## Description of the task
Retype the whole listing below exactly, keeping every picture out of it.

## Supplied data

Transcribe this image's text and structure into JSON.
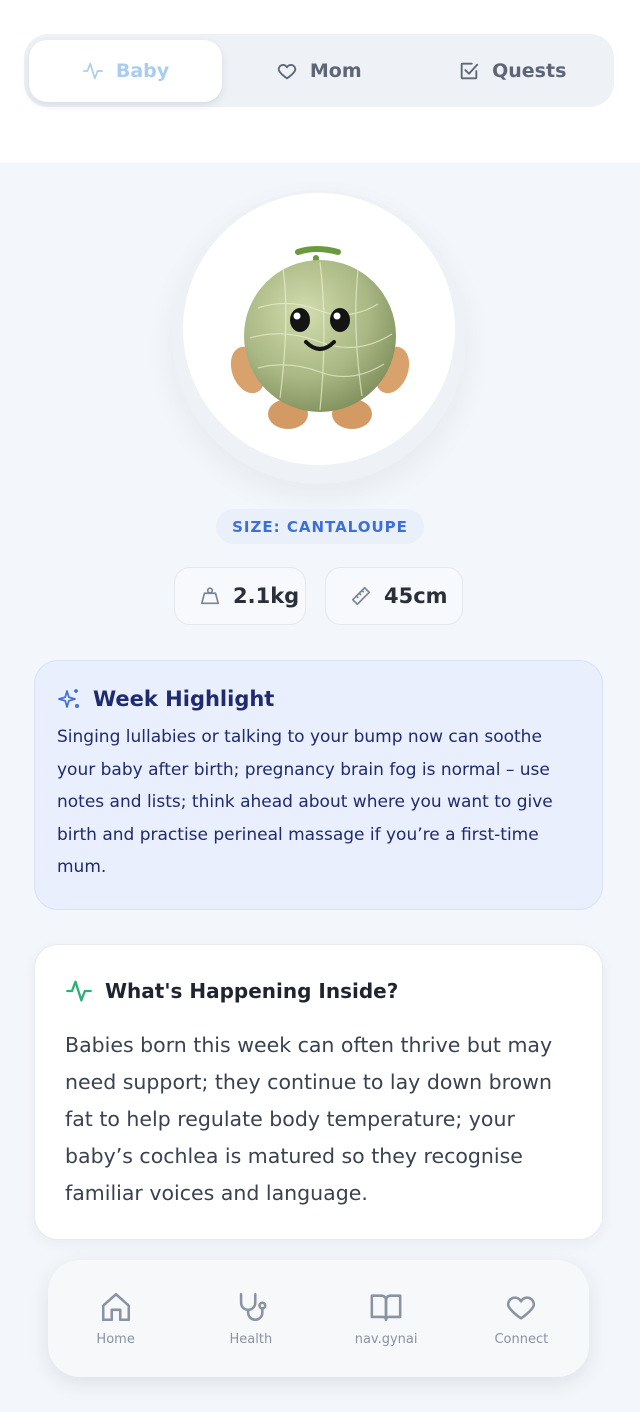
{
  "tabs": [
    {
      "label": "Baby",
      "icon": "activity-icon",
      "active": true
    },
    {
      "label": "Mom",
      "icon": "heart-icon",
      "active": false
    },
    {
      "label": "Quests",
      "icon": "checkbox-icon",
      "active": false
    }
  ],
  "baby": {
    "size_label": "SIZE: CANTALOUPE",
    "weight": "2.1kg",
    "length": "45cm",
    "fruit_icon": "cantaloupe-mascot"
  },
  "highlight": {
    "title": "Week Highlight",
    "body": "Singing lullabies or talking to your bump now can soothe your baby after birth; pregnancy brain fog is normal – use notes and lists; think ahead about where you want to give birth and practise perineal massage if you’re a first-time mum."
  },
  "inside": {
    "title": "What's Happening Inside?",
    "body": "Babies born this week can often thrive but may need support; they continue to lay down brown fat to help regulate body temperature; your baby’s cochlea is matured so they recognise familiar voices and language."
  },
  "nav": [
    {
      "label": "Home",
      "icon": "home-icon"
    },
    {
      "label": "Health",
      "icon": "stethoscope-icon"
    },
    {
      "label": "nav.gynai",
      "icon": "book-icon"
    },
    {
      "label": "Connect",
      "icon": "heart-icon"
    }
  ],
  "colors": {
    "accent": "#3e6fd8",
    "active_tab_text": "#a9cdf0",
    "highlight_bg": "#e9effc",
    "highlight_text": "#1e2b6e",
    "pulse_green": "#2fae78"
  }
}
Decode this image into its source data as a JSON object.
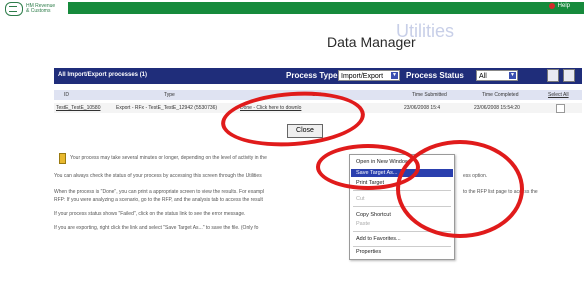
{
  "header": {
    "logo_line1": "HM Revenue",
    "logo_line2": "& Customs",
    "help_label": "Help"
  },
  "page": {
    "utilities": "Utilities",
    "title": "Data Manager"
  },
  "table": {
    "title": "All Import/Export processes (1)",
    "process_type_label": "Process Type",
    "process_type_value": "Import/Export",
    "process_status_label": "Process Status",
    "process_status_value": "All",
    "columns": [
      "ID",
      "Type",
      "Status",
      "Time Submitted",
      "Time Completed",
      "Select All"
    ],
    "row": {
      "id": "TestE_TestE_10580",
      "type": "Export - RFx - TestE_TestE_12942 (5530736)",
      "status": "Done - Click here to downlo",
      "submitted": "23/06/2008 15:4",
      "completed": "23/06/2008 15:54:20"
    }
  },
  "close_label": "Close",
  "paragraphs": [
    "Your process may take several minutes or longer, depending on the level of activity in the",
    "You can always check the status of your process by accessing this screen through the Utilities",
    "When the process is \"Done\", you can print a appropriate screen to view the results. For exampl",
    "RFP: If you were analyzing a scenario, go to the RFP, and the analysis tab to access the result",
    "If your process status shows \"Failed\", click on the status link to see the error message.",
    "If you are exporting, right click the link and select \"Save Target As...\" to save the file. (Only fo"
  ],
  "paragraph_tails": {
    "p2": "ess option.",
    "p3": "to the RFP list page to access the"
  },
  "context_menu": {
    "items": [
      "Open in New Window",
      "Save Target As...",
      "Print Target",
      "Cut",
      "Copy Shortcut",
      "Paste",
      "Add to Favorites...",
      "Properties"
    ],
    "highlighted": "Save Target As..."
  },
  "colors": {
    "green_bar": "#168a3c",
    "table_header": "#1f2d7a",
    "annotation_ring": "#e01b1b"
  }
}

## Reply
Transcribe this image's text and structure into JSON.
{
  "tabs": [
    {
      "label": "Baby",
      "icon": "activity-icon",
      "active": true
    },
    {
      "label": "Mom",
      "icon": "heart-icon",
      "active": false
    },
    {
      "label": "Quests",
      "icon": "checkbox-icon",
      "active": false
    }
  ],
  "baby": {
    "size_label": "SIZE: CANTALOUPE",
    "weight": "2.1kg",
    "length": "45cm",
    "fruit_icon": "cantaloupe-mascot"
  },
  "highlight": {
    "title": "Week Highlight",
    "body": "Singing lullabies or talking to your bump now can soothe your baby after birth; pregnancy brain fog is normal – use notes and lists; think ahead about where you want to give birth and practise perineal massage if you’re a first-time mum."
  },
  "inside": {
    "title": "What's Happening Inside?",
    "body": "Babies born this week can often thrive but may need support; they continue to lay down brown fat to help regulate body temperature; your baby’s cochlea is matured so they recognise familiar voices and language."
  },
  "nav": [
    {
      "label": "Home",
      "icon": "home-icon"
    },
    {
      "label": "Health",
      "icon": "stethoscope-icon"
    },
    {
      "label": "nav.gynai",
      "icon": "book-icon"
    },
    {
      "label": "Connect",
      "icon": "heart-icon"
    }
  ],
  "colors": {
    "accent": "#3e6fd8",
    "active_tab_text": "#a9cdf0",
    "highlight_bg": "#e9effc",
    "highlight_text": "#1e2b6e",
    "pulse_green": "#2fae78"
  }
}
Decode this image into its source data as a JSON object.
{
  "header": {
    "logo_line1": "HM Revenue",
    "logo_line2": "& Customs",
    "help_label": "Help"
  },
  "page": {
    "utilities": "Utilities",
    "title": "Data Manager"
  },
  "table": {
    "title": "All Import/Export processes (1)",
    "process_type_label": "Process Type",
    "process_type_value": "Import/Export",
    "process_status_label": "Process Status",
    "process_status_value": "All",
    "columns": [
      "ID",
      "Type",
      "Status",
      "Time Submitted",
      "Time Completed",
      "Select All"
    ],
    "row": {
      "id": "TestE_TestE_10580",
      "type": "Export - RFx - TestE_TestE_12942 (5530736)",
      "status": "Done - Click here to downlo",
      "submitted": "23/06/2008 15:4",
      "completed": "23/06/2008 15:54:20"
    }
  },
  "close_label": "Close",
  "paragraphs": [
    "Your process may take several minutes or longer, depending on the level of activity in the",
    "You can always check the status of your process by accessing this screen through the Utilities",
    "When the process is \"Done\", you can print a appropriate screen to view the results. For exampl",
    "RFP: If you were analyzing a scenario, go to the RFP, and the analysis tab to access the result",
    "If your process status shows \"Failed\", click on the status link to see the error message.",
    "If you are exporting, right click the link and select \"Save Target As...\" to save the file. (Only fo"
  ],
  "paragraph_tails": {
    "p2": "ess option.",
    "p3": "to the RFP list page to access the"
  },
  "context_menu": {
    "items": [
      "Open in New Window",
      "Save Target As...",
      "Print Target",
      "Cut",
      "Copy Shortcut",
      "Paste",
      "Add to Favorites...",
      "Properties"
    ],
    "highlighted": "Save Target As..."
  },
  "colors": {
    "green_bar": "#168a3c",
    "table_header": "#1f2d7a",
    "annotation_ring": "#e01b1b"
  }
}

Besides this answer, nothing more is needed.